_Assigned task_. Report, as a number alone, how many lines below contain the string "text".

_Given entries_.

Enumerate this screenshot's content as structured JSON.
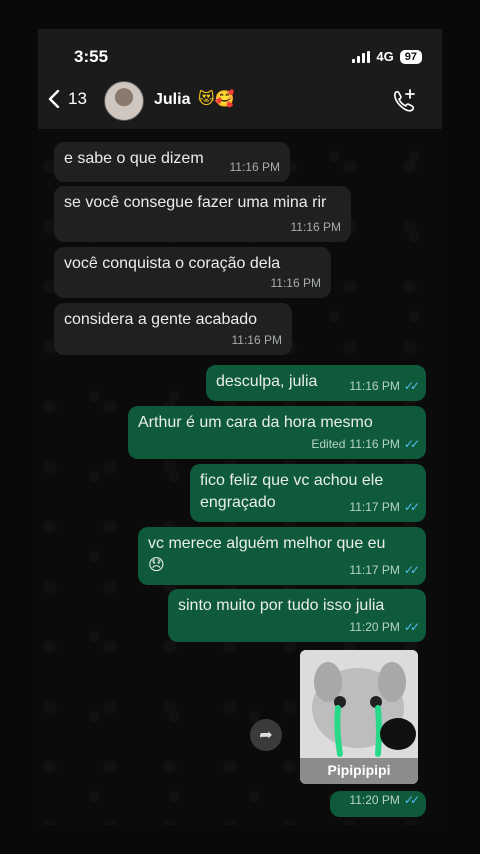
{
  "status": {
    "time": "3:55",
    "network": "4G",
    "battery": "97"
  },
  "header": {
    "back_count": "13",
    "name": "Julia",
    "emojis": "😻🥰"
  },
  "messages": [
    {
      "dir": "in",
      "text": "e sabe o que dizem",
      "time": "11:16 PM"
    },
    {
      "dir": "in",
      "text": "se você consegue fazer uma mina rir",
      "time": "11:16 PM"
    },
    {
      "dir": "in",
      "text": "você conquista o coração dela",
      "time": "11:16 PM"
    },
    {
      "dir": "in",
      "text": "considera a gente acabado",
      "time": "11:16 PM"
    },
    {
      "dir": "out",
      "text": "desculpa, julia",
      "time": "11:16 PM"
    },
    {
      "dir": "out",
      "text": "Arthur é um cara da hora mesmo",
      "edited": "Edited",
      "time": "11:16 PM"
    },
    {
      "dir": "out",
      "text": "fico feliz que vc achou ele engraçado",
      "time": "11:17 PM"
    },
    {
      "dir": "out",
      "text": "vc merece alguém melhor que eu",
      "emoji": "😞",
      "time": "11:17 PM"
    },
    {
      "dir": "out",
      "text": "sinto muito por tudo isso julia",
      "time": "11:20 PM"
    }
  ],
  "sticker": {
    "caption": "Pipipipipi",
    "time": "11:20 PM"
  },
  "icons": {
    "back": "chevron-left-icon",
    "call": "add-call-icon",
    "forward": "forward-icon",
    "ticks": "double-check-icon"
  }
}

_Solution to the problem_. 9